Initially, about 300 doses of the vaccine, expected to arrive in Liberia on Friday, will be tested on health workers who care for Ebola patients. The trial will then be expanded to include 30 000 people throughout the West African nation.
The candidate vaccine has been tested in clinical trials involving 200 healthy volunteers in Britain, the United States, Switzerland and Mali, according to GSK.
“Initial data from these trials show that the candidate vaccine has an acceptable safety profile, including in a West African population, and across the different doses evaluated,” the company said.
The candidate vaccine uses a type of chimpanzee cold virus as a carrier to deliver benign genetic material from the Zaire strain of the Ebola virus, which is responsible for the current outbreak in West Africa.
Liberia has been one of the countries hardest hit by the Ebola outbreak with 8 478 reported cases and 3 605 deaths, according to the World Health Organisation.

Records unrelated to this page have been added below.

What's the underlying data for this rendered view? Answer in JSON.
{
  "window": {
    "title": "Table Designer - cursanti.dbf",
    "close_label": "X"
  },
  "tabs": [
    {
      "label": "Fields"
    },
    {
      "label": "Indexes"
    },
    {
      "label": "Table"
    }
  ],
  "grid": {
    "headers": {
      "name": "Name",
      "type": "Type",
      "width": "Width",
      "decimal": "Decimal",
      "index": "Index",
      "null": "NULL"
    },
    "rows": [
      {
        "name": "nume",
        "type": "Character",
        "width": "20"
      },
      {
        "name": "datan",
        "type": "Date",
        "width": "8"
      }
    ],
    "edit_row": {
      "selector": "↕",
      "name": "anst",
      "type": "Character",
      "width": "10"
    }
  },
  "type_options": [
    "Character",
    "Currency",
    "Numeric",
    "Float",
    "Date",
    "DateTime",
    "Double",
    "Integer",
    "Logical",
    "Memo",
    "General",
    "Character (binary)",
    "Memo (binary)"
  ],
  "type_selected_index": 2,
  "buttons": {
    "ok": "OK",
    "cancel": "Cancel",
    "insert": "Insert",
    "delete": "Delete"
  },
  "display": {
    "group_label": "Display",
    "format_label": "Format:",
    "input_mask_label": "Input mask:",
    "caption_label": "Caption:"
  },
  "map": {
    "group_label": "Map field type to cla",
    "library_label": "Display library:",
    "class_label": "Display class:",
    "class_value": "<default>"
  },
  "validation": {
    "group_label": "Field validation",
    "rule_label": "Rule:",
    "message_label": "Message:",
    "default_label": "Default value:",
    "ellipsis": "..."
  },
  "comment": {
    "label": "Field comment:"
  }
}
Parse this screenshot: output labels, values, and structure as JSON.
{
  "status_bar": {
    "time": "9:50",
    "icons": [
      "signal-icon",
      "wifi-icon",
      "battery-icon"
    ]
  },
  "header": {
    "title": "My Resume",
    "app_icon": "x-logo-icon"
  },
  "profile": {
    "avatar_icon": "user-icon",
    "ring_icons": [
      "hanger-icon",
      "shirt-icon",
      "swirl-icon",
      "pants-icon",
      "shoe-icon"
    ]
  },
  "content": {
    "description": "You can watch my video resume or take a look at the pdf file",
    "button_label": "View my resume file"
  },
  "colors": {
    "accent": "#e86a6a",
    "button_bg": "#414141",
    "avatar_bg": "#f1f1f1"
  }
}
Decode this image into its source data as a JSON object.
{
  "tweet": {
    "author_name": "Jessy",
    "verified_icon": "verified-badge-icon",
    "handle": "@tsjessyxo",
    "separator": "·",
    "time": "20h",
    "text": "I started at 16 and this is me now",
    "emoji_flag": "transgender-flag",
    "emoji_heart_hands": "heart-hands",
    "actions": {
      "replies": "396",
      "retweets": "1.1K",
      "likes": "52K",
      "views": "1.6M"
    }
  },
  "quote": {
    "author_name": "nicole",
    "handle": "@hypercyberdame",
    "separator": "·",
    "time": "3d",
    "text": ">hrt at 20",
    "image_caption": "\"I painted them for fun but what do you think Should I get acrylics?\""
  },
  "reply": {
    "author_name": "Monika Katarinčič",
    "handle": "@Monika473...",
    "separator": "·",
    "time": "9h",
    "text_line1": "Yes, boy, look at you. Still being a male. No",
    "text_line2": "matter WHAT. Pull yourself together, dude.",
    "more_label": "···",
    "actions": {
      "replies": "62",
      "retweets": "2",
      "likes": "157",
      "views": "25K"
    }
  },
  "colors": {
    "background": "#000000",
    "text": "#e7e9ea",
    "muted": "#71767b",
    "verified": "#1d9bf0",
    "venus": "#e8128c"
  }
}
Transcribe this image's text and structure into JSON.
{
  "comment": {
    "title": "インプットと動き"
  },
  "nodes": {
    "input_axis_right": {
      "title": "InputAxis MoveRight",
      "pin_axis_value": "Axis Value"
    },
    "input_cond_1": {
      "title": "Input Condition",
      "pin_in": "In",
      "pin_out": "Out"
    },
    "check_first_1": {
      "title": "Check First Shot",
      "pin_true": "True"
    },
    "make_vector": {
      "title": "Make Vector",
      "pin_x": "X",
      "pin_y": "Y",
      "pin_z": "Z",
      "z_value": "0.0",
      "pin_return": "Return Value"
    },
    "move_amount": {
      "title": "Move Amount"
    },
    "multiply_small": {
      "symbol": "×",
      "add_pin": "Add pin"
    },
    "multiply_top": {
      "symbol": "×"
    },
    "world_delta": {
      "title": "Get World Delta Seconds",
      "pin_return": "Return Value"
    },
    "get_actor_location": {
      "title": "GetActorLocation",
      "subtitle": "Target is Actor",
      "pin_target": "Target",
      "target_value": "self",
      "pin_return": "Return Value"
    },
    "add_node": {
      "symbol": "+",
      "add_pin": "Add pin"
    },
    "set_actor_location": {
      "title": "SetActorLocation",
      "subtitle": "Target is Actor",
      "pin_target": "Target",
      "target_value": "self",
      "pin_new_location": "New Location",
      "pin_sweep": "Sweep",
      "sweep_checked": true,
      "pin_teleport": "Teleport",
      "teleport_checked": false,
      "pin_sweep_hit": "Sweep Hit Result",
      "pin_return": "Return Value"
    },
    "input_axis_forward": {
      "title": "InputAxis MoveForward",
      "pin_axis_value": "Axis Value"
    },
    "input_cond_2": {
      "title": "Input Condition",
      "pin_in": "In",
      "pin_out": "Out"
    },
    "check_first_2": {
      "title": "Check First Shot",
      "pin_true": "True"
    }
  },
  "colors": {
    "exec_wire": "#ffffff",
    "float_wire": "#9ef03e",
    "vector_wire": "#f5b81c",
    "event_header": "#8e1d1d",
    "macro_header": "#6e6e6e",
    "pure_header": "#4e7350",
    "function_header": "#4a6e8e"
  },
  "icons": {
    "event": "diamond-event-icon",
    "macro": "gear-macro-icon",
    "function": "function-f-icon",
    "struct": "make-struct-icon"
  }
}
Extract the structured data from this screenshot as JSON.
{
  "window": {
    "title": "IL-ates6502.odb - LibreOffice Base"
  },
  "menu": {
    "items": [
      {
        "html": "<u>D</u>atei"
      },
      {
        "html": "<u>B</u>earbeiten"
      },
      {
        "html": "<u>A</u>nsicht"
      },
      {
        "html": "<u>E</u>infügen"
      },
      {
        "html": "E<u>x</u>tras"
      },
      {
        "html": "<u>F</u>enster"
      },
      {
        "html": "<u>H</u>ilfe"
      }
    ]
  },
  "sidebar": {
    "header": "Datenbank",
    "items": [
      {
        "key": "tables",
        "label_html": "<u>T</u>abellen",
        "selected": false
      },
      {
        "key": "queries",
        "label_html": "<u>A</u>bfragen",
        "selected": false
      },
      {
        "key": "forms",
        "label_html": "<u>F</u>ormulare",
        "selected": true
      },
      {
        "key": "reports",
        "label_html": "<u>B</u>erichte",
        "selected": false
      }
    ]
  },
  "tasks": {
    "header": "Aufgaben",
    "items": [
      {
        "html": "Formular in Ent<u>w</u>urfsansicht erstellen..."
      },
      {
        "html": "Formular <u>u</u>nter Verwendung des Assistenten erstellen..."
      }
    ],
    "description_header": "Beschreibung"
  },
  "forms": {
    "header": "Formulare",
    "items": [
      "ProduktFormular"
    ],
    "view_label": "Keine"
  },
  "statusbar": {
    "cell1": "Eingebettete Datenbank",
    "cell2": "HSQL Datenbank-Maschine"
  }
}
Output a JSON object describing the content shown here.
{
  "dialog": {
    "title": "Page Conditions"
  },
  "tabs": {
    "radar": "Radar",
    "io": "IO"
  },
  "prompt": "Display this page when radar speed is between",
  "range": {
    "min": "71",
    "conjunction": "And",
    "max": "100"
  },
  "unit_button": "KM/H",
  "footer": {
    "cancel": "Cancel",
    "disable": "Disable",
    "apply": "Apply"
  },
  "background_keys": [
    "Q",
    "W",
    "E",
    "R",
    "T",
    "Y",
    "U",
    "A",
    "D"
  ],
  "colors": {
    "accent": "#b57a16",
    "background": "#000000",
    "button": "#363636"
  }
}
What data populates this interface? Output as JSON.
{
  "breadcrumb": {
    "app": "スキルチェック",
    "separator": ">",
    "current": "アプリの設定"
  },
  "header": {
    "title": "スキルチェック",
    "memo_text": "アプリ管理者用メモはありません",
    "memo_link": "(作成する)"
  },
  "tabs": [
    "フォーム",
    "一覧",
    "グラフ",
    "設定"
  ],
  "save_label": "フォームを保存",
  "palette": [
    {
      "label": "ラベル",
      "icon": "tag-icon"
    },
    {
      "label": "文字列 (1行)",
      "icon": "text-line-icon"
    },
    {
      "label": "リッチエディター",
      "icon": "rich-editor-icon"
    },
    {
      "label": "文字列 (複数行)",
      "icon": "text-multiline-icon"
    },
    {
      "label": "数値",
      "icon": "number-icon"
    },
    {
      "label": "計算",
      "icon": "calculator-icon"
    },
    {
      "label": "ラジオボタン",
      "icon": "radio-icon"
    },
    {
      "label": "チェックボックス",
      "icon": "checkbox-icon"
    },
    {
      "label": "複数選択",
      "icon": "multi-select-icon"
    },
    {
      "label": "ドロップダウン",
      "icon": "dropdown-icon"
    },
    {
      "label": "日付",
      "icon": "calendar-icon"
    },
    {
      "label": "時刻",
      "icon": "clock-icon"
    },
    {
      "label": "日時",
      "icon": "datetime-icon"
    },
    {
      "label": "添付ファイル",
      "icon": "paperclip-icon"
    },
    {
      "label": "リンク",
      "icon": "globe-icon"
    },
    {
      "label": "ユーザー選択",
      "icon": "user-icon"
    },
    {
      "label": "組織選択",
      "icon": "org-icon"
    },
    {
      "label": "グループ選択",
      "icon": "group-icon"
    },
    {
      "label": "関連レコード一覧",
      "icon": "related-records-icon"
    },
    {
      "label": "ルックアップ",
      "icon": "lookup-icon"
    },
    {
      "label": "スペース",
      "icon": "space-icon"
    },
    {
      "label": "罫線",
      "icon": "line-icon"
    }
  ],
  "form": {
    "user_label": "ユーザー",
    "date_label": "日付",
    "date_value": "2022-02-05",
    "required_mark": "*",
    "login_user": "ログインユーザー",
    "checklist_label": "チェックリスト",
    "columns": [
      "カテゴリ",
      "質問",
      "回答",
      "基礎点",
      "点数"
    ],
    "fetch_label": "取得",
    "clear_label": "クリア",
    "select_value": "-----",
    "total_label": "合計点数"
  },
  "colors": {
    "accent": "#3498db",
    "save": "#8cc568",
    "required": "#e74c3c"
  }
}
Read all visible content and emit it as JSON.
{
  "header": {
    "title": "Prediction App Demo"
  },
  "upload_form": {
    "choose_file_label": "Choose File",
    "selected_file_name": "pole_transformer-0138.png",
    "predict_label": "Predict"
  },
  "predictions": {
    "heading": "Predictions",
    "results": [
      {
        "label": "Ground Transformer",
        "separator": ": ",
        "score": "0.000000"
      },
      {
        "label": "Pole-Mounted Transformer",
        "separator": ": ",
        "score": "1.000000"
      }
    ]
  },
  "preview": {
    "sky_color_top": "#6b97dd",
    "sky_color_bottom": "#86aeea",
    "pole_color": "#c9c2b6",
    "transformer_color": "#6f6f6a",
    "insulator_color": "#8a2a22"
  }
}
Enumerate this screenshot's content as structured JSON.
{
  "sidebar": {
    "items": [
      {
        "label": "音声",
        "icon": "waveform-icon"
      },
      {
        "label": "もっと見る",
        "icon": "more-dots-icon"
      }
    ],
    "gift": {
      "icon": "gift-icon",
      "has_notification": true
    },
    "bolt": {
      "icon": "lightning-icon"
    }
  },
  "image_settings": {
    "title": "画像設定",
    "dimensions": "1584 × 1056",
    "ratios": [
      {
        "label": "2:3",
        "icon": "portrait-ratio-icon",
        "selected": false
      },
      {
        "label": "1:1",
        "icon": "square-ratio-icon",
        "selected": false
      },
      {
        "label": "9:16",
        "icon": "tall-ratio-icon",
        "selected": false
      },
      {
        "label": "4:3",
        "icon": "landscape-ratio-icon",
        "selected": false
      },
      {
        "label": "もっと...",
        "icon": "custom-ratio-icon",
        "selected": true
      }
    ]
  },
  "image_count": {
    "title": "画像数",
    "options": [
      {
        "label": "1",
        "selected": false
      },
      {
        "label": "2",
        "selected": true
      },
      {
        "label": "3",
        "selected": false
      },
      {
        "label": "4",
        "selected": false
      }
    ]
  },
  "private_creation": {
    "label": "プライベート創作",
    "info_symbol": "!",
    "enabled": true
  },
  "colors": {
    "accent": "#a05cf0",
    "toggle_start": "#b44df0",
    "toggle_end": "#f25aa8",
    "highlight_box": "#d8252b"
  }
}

The number of people who have become infected with Ebola has reached 21 724 worldwide, since the outbreak started in Guinea in December 2013, according to WHO.